Go to the Globe and Mail homepage

Jump to main navigationJump to main content

September 15, 2011: Justice Ian Binnie photograph at the Supreme Court in Ottawa. (Dave Chan/DAVE CHAN/The Globe and Mail)
September 15, 2011: Justice Ian Binnie photograph at the Supreme Court in Ottawa. (Dave Chan/DAVE CHAN/The Globe and Mail)


Justice Ian Binnie's exit interview Add to ...

One of the other things that always entertained me as a lawyer was this tremendous moment at the beginning of every hearing where the court attendant shouts: “The Court. La Cour!” And nine aging figures shuffle in to their places. I used to think it looked like Old City Hall magistrates court, where they bring the prisoners shuffling up from the cells in order, blinking in the sunlight.

Of course, in the Supreme Court, the order of the sequence changes depending on who is not sitting. I always thought we should line up in an ‘I’ formation, so that we’d know to go to the opposite of the person in front of us. But we have such a habit of lining up two by two. Sometimes people crash into each other. I remember that, as a lawyer, one day the judges were all crashing into each other and [Mr. Justice]Gerry Laforest looked at us and said: “You know, this is harder than it looks.”

Little vignettes emerge from time to time that humanize the court – such as Justice Peter Cory’s daily ritual of delivering cookies to his fellow judges. Are there any you can offer?

Well, we certainly don’t have cookies going from office to office. I think there is an effort in the judge’s dining room to bring people together. The general rule is that we don’t discuss cases. So, a lot of gossiping goes on. It’s an attempt to solidify the personal relationships, put the legal controversies in the background. It promotes the sense that as an institution; that the controversies change, cases come and go, splits come and go, but the court continues. That is what is most important – that it hang together.

What sort of gossip?

Gossip about the bar. Gossip about judges. Complaints about this, that and the next thing. It can be almost anything.

Do judges get together for dinner on the weekend, for example?
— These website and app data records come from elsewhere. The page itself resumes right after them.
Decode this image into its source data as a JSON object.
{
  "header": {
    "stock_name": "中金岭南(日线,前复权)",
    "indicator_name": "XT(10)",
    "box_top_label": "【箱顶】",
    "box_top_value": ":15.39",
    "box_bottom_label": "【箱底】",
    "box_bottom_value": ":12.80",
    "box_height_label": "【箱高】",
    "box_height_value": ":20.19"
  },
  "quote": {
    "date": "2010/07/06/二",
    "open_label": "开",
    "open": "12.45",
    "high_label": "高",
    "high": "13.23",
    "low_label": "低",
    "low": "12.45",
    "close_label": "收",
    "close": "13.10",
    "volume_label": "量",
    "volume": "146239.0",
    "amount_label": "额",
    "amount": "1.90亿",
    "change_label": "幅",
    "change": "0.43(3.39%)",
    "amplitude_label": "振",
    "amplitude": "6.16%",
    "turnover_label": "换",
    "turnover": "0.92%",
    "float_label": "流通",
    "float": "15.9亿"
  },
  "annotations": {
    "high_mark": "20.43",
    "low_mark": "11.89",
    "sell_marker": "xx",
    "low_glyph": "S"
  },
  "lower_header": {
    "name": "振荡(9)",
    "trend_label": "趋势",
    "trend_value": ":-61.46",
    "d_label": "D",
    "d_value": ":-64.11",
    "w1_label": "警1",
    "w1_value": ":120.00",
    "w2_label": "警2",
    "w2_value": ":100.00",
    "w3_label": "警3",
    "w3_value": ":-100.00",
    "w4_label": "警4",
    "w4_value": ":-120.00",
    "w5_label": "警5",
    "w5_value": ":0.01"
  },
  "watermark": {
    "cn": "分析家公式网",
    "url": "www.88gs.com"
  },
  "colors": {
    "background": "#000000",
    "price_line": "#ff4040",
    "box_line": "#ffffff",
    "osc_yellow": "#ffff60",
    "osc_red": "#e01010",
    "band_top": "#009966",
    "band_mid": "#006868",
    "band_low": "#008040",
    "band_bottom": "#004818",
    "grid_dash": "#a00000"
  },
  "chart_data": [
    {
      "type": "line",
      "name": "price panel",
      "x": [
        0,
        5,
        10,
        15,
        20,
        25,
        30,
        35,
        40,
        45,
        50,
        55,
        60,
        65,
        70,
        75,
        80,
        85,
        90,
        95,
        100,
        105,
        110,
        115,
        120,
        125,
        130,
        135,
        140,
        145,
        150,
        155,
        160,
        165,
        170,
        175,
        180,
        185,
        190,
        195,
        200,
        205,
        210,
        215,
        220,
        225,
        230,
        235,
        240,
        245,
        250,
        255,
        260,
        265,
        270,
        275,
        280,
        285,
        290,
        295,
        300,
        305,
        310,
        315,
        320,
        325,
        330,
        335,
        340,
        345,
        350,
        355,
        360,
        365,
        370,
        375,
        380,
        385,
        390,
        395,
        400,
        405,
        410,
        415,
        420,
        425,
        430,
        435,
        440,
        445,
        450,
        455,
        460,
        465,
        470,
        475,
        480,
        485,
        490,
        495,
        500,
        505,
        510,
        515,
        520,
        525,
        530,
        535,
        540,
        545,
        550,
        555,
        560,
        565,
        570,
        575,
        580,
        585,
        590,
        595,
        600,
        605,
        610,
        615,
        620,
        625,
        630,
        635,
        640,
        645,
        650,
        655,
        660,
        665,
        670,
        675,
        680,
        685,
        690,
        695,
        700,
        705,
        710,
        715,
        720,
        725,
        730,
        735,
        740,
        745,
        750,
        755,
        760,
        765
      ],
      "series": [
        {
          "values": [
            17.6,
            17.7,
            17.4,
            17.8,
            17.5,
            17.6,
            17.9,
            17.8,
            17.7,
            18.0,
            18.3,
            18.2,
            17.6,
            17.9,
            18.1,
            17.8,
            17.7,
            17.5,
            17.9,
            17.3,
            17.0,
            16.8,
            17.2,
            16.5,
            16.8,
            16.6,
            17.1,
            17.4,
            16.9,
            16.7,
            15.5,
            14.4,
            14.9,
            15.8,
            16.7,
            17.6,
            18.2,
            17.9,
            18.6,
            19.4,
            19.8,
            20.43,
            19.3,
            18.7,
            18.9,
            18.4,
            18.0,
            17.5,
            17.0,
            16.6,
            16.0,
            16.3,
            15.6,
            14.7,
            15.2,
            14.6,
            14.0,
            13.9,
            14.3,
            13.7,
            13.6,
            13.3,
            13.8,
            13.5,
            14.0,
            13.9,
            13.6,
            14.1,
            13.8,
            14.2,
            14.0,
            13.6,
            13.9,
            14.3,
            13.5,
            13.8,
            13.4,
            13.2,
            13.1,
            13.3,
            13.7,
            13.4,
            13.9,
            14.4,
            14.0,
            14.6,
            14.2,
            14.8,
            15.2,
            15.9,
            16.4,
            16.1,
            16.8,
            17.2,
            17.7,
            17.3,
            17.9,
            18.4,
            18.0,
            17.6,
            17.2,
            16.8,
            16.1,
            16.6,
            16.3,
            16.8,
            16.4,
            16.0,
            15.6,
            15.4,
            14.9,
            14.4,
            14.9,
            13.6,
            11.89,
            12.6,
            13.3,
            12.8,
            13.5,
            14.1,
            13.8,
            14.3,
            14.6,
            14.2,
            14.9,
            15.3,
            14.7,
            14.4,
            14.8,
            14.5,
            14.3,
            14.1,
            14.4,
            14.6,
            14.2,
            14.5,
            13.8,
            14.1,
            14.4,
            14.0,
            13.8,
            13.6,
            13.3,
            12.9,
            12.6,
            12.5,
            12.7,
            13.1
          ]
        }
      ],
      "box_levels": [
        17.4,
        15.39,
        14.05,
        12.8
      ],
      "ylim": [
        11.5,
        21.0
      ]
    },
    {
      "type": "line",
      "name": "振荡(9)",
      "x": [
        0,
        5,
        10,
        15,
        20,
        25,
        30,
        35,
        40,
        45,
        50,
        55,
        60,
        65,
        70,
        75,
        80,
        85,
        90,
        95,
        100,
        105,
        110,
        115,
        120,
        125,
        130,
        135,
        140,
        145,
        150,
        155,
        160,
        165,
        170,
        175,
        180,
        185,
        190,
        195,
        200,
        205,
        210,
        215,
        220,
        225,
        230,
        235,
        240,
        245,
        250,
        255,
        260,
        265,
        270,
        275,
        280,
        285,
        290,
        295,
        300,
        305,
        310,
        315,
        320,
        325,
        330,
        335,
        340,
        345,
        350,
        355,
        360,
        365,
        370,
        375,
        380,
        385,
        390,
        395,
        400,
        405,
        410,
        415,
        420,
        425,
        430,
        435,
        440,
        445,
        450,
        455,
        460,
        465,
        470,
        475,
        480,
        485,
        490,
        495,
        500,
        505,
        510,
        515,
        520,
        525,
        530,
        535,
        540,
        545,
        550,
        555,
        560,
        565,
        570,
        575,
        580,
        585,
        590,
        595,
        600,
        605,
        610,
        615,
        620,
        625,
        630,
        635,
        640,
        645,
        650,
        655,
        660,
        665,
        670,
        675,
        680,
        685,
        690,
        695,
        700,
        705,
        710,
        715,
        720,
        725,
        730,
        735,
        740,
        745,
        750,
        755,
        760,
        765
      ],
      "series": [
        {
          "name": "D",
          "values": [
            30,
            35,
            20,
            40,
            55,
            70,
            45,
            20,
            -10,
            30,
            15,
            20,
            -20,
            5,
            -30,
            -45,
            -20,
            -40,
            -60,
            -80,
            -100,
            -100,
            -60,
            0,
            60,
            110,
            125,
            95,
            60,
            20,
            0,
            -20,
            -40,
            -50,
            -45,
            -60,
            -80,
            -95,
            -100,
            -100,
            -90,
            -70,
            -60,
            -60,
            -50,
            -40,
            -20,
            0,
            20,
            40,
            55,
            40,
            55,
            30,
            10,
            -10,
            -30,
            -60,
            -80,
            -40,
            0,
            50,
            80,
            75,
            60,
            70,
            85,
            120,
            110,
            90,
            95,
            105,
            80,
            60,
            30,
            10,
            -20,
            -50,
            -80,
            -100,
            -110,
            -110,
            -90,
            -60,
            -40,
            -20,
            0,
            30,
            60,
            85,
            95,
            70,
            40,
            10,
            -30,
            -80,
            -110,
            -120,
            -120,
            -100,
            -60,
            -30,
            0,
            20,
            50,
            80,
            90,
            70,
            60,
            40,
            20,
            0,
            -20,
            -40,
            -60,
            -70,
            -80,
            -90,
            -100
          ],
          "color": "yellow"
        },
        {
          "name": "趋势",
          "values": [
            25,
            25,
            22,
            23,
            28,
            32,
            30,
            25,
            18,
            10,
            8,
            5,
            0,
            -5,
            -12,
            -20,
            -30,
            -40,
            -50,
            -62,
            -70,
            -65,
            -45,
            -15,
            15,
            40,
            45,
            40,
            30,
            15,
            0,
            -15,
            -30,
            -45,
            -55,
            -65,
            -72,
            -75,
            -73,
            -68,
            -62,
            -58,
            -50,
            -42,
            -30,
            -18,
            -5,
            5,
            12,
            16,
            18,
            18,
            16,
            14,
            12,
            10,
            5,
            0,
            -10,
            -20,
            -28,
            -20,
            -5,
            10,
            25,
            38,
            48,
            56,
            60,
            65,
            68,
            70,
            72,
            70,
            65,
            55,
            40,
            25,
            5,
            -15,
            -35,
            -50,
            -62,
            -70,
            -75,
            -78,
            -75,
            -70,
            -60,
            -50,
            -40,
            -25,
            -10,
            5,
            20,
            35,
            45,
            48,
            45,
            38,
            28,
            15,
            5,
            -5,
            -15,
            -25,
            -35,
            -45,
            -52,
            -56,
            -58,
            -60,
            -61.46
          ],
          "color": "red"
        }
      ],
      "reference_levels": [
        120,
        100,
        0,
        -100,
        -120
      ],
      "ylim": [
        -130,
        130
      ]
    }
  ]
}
There’s a certain amount of socializing, but not a great deal. I remember going to a lecture by the first violinist of the Tokyo String Quartet once. They had been together for 34 years. He was asked what enabled them to keep together for so long. He said they never ate together, they never travelled together and they generally stayed at different hotels. And that was the secret of their success.

We have quite a number of court functions where all nine judges are present. The problem is, if you get two judges socializing a great deal, then you have this cabal problem.

Did you find that the much-discussed, monk-like isolation on the bench is for real?

I think it is for real and I think it comes more from the profession than from the judges. The judges have to be careful, obviously, not to get involved in a way that could reflect on their partiality. But I think the bar is genuinely reluctant to mix in with the judges.

I spent the year before John Sopinka’s appointment at the Sinclair Stevens inquiry. We had lunch once or twice a week for a year. Then, he went off to the Supreme Court. When I was in Ottawa and had business that had nothing to do with the Supreme Court, I didn’t call him for lunch. It’s just easier to leave the judges to the judges. You sense a great deal of that. When I left McCarthy’s, I would hear of friends of decades-old standing who had been in Ottawa and hadn’t called. Not out of any sense of impropriety. It was just: Leave him alone, he’s a judge now. Let’s get on with our lives.

When you think back to going from bar to bench, what do you recall?

An interesting impression I had on the bench was that suddenly there was no adrenaline. Here I was sitting in court, like sitting in my living room having a discussion with a bunch of friends – as opposed to being pumped up and ready for war. I think one of the other interesting things is that lawyers are essentially non-judgmental. You are retained to argue a certain point of view and you make the best case you can. You don’t sit in judgment on whether you ought to win or you ought not to win. You make the judgment that you want to win and you are being paid to win. Suddenly, you become a judge and what it’s all about is being judgmental.

Report Typo/Error
Single page

Follow us on Twitter: @globeandmail


Next story




Most popular videos »

More from The Globe and Mail

Most popular